* _Records for the task_

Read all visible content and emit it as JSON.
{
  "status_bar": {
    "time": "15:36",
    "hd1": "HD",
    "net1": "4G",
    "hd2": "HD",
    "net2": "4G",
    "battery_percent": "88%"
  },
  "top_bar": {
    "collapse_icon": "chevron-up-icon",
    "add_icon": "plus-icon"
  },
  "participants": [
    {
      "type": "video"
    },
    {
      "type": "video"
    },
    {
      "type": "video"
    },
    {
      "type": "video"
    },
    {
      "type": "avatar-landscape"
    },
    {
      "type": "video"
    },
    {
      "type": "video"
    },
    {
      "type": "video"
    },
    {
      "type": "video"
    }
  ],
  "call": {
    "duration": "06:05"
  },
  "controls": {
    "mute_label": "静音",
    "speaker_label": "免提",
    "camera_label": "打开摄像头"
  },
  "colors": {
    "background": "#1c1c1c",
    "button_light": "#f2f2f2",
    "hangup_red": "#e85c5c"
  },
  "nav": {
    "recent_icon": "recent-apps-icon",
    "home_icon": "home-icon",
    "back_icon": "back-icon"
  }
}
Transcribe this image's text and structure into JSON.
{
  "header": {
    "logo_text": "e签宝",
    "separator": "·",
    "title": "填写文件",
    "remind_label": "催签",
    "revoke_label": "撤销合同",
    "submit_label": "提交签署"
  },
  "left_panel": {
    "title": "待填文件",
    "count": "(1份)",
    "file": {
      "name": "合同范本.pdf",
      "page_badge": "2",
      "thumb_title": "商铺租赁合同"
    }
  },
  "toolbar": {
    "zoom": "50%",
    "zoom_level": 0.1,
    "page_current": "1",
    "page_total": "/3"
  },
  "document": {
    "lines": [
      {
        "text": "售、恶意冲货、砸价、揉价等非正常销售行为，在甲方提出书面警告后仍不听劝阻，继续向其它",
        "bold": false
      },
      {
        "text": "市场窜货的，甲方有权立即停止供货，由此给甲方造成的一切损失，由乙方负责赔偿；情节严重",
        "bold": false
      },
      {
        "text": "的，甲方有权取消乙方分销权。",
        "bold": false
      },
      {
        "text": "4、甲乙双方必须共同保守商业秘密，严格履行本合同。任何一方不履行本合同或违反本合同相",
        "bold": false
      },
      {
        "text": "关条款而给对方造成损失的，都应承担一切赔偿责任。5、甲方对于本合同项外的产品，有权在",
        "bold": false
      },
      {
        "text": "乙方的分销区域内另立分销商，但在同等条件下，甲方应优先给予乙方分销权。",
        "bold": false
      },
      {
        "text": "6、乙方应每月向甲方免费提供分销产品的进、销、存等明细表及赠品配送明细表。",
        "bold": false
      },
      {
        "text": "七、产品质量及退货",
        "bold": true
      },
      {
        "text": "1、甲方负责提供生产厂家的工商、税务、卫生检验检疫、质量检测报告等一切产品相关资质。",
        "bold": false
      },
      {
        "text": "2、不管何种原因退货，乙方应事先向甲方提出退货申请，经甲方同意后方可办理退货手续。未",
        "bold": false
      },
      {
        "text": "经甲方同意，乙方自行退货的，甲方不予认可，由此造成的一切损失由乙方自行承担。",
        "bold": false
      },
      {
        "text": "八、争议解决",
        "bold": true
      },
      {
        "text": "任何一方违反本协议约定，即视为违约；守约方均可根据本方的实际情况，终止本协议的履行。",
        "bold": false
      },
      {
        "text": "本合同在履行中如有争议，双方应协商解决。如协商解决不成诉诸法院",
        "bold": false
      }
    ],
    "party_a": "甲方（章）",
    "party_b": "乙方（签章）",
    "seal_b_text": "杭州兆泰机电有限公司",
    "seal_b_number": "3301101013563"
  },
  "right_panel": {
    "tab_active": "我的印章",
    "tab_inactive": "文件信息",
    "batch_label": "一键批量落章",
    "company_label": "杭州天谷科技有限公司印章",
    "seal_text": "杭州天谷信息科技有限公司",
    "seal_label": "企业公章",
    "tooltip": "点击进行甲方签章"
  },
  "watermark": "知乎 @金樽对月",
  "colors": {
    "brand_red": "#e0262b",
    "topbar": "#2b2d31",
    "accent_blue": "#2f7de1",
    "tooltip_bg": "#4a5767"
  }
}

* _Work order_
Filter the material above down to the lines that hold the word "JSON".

* _Written answer_
Read all visible content and emit it as JSON.
Transcribe this image's text and structure into JSON.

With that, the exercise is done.